After the waters pass
Set aside your spring chores and cancel the rest of your plans when you pick up The Winter Vault. Thirteen years after her first novel, Fugitive Pieces, Canadian writer Anne Michaels unfolds the unforgettable story of Avery and Jean, who meet near land flooded by the St. Lawrence Seaway project. After their marriage, they live in Egypt, where Avery is an engineer responsible for rescuing the temples at Abu Simbel from the floodwaters of the Nile, as part of the Aswan High Dam construction in the mid-1960s. In both projects, lives and memories are uprooted with the landscape as entire communities are relocated. Michaels uses the structure of the novel to portray this displacement and this dislocation, juxtaposing water against desert, flow against flood, showing some of the ways people respond to emotional and physical dislocation.
In Egypt, Avery works with old sandstone and modern plans, while Jean observes the locals and tries to understand their lives. When their first child dies in utero, their relationship breaks. Their loss is the stone in the river that a Nubian friend describes as the one that splits the waters.
Back in Canada, Avery does not know how to help Jean—or himself—grieve, and leaves her. She becomes involved with Lucjan, an older man who survived the war as a Jewish orphan in Warsaw, and is now known as the Caveman because of the paintings he creates on Toronto fences late at night. He draws Jean, and they become lovers.

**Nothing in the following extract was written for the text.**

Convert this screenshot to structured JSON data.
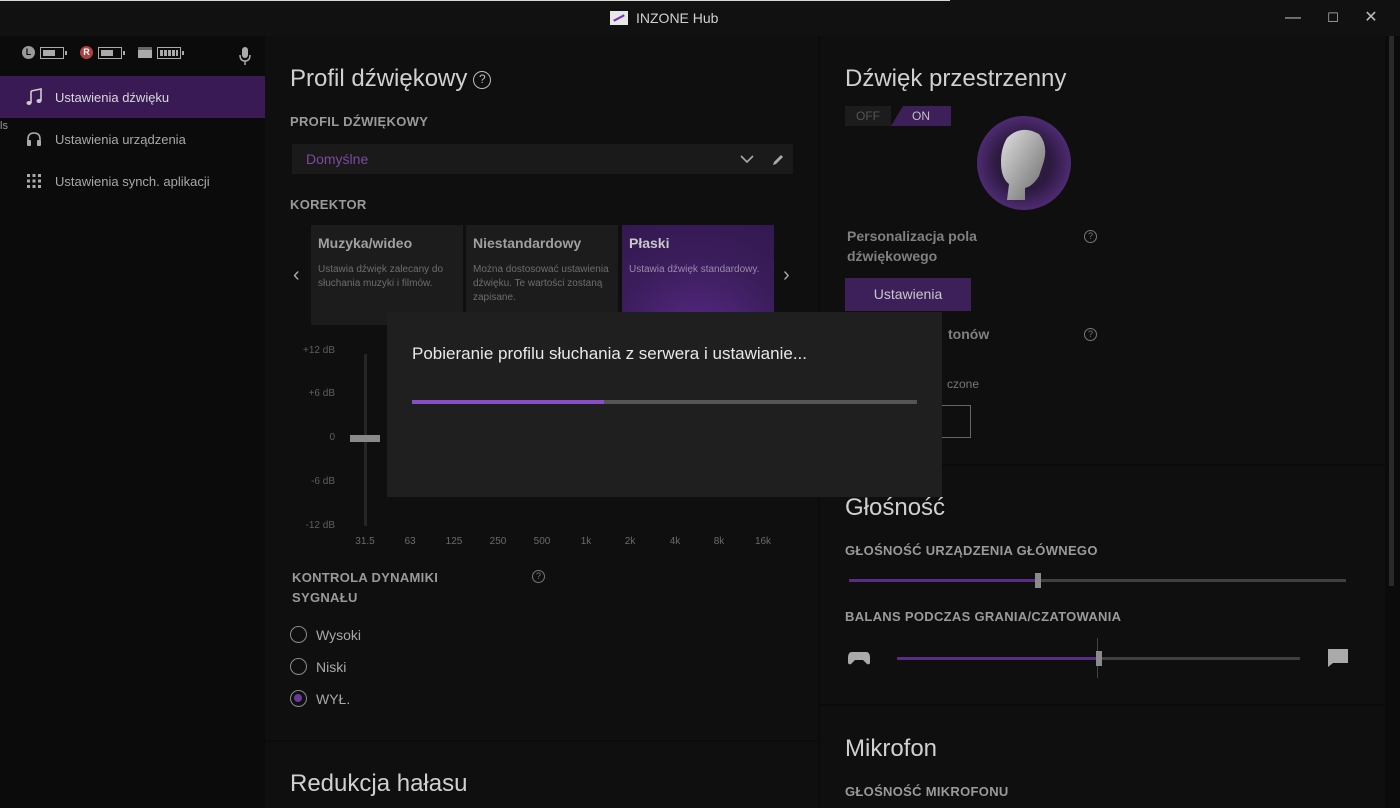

It is Lucjan’s stories—and his challenges—that help Jean start to return to life. A year after their daughter’s death, Jean and Avery meet, unplanned, at her grave, and begin to walk back to each other.
Michaels is the author of three books of poetry, and her phrases and images echo back and forth through the novel. The title refers to the buildings where bodies wait until the ground thaws and graves can be dug, a metaphor for the temporary holding place we all visit in our lives, but rarely name. The Winter Vault requires close reading, but when you finish, you’ll want to turn back and read it all again.
Leslie Budewitz lives and writes near Flathead Lake in western Montana.